Work instruction:
Pull every line holding the string "read" from the records below.

Data records for software interfaces
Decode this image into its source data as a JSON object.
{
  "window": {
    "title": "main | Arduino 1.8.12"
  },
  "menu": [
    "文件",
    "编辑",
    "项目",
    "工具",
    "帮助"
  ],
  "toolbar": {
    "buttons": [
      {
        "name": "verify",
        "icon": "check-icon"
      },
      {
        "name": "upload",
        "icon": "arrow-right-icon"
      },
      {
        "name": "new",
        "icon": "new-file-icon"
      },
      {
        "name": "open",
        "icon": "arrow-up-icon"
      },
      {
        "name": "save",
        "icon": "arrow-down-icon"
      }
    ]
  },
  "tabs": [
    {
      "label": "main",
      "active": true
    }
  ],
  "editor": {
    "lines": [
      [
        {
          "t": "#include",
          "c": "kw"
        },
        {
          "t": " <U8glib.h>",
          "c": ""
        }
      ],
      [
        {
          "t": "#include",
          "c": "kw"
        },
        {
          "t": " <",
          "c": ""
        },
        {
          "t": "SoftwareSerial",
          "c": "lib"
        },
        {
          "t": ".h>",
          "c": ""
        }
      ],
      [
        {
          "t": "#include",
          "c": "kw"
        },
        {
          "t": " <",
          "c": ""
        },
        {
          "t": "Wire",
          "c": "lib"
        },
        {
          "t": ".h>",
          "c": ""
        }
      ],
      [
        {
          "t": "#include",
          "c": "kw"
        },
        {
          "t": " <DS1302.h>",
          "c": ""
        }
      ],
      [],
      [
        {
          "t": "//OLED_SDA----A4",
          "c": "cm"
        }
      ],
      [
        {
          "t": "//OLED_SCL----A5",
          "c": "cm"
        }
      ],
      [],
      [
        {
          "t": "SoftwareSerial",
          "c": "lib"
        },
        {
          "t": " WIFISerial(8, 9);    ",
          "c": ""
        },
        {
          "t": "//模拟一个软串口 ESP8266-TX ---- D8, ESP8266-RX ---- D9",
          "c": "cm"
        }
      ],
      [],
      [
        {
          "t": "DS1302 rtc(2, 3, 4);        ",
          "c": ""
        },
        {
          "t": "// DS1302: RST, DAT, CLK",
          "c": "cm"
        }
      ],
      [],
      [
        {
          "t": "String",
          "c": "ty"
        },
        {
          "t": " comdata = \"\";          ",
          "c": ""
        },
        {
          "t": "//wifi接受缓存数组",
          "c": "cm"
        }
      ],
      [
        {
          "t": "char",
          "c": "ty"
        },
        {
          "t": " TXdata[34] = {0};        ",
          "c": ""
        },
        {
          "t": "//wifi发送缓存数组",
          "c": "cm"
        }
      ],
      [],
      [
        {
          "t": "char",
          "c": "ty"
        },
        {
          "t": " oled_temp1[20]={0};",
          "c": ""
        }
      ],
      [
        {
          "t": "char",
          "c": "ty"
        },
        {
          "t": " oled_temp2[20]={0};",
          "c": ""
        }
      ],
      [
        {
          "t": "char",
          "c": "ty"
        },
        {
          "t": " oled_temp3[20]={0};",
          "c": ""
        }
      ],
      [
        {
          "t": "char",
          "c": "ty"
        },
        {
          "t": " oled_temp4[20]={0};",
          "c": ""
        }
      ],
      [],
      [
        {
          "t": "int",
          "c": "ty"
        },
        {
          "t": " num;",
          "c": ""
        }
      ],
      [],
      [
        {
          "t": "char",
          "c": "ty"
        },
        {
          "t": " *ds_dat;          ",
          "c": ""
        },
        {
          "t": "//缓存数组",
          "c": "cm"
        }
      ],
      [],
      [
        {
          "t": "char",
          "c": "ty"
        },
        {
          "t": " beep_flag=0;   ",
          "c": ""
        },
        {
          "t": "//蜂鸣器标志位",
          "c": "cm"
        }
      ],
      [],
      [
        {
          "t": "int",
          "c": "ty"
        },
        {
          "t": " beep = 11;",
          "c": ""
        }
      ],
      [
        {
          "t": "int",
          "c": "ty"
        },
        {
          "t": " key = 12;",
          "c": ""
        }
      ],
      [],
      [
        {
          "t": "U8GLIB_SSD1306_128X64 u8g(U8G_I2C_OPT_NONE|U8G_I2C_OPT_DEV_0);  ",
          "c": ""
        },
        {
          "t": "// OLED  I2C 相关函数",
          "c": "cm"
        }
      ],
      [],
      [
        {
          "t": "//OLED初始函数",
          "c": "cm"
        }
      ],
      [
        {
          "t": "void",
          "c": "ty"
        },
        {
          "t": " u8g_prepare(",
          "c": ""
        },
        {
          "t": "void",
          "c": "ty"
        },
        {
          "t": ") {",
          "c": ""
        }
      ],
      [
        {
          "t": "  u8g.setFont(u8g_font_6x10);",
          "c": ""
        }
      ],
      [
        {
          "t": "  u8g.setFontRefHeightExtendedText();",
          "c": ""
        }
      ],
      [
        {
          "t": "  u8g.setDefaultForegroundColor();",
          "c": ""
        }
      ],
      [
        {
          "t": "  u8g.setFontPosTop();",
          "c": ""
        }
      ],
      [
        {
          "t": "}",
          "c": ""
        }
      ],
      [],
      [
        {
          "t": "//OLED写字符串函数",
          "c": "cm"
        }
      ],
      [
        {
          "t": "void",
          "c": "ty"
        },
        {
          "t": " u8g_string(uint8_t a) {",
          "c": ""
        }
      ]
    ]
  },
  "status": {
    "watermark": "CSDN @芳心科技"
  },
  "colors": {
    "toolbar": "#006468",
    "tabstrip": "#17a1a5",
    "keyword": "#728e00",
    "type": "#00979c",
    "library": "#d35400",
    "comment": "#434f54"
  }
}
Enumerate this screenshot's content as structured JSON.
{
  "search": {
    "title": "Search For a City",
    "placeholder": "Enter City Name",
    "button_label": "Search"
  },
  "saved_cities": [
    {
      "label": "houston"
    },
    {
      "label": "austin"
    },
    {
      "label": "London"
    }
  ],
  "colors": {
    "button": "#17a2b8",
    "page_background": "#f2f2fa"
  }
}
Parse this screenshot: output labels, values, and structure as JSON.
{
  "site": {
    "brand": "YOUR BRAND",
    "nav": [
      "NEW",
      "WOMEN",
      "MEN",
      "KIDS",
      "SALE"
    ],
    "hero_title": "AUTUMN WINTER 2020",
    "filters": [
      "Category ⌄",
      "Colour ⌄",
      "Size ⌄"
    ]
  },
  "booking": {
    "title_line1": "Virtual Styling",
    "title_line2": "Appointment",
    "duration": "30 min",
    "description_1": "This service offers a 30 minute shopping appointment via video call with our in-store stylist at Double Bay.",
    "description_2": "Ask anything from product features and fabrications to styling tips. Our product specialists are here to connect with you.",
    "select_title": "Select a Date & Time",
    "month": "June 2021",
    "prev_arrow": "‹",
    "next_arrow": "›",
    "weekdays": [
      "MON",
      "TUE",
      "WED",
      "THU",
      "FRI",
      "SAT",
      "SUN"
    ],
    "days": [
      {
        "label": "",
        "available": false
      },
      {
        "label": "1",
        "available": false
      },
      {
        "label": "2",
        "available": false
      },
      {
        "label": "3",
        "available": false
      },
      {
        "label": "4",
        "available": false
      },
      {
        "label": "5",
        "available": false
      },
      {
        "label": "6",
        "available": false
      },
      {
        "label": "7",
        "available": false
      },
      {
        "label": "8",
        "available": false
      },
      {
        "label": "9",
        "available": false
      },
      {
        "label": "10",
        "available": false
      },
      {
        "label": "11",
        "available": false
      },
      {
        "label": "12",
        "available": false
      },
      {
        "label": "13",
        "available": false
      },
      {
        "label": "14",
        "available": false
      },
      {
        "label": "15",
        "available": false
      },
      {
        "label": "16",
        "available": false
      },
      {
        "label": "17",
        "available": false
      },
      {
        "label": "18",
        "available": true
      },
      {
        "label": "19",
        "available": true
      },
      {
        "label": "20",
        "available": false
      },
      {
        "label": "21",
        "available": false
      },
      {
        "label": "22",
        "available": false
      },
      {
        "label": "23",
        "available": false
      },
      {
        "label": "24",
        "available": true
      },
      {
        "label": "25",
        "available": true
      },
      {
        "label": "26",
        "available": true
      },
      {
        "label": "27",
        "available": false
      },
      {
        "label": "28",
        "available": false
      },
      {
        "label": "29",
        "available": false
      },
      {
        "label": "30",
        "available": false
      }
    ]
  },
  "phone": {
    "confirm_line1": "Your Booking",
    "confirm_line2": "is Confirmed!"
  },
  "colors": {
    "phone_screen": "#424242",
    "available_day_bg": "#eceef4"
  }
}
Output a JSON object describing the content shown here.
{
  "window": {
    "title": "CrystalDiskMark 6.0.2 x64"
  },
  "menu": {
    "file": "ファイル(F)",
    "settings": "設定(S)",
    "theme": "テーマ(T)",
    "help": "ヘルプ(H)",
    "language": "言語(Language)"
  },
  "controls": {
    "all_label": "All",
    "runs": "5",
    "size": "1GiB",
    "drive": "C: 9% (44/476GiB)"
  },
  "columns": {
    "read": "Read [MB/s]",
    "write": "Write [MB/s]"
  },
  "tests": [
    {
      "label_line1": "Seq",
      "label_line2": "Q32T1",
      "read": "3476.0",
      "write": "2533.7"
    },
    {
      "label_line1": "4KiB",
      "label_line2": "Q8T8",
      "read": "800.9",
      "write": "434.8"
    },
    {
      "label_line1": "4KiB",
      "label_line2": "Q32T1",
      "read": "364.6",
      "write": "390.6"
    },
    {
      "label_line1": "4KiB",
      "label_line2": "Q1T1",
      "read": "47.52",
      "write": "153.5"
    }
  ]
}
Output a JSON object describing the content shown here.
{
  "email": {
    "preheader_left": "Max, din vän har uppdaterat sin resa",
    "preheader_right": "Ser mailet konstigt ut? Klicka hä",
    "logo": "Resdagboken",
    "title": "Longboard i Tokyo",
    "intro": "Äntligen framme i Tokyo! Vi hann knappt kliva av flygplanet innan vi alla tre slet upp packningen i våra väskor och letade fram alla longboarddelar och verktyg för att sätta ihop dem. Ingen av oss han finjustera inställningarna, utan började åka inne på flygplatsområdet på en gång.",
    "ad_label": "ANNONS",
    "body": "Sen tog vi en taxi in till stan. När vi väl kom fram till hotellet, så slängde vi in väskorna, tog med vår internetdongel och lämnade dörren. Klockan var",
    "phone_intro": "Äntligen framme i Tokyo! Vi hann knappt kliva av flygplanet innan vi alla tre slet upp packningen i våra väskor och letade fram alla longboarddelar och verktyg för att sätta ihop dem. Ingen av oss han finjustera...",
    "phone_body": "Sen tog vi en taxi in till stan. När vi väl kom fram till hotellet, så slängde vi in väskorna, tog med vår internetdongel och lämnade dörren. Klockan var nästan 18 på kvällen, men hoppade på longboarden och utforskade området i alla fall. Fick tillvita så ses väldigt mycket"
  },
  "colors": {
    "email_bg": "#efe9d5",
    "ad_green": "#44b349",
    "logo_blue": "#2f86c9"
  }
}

Answer for the task:
    "read": "Read [MB/s]",
      "read": "3476.0",
      "read": "800.9",
      "read": "364.6",
      "read": "47.52",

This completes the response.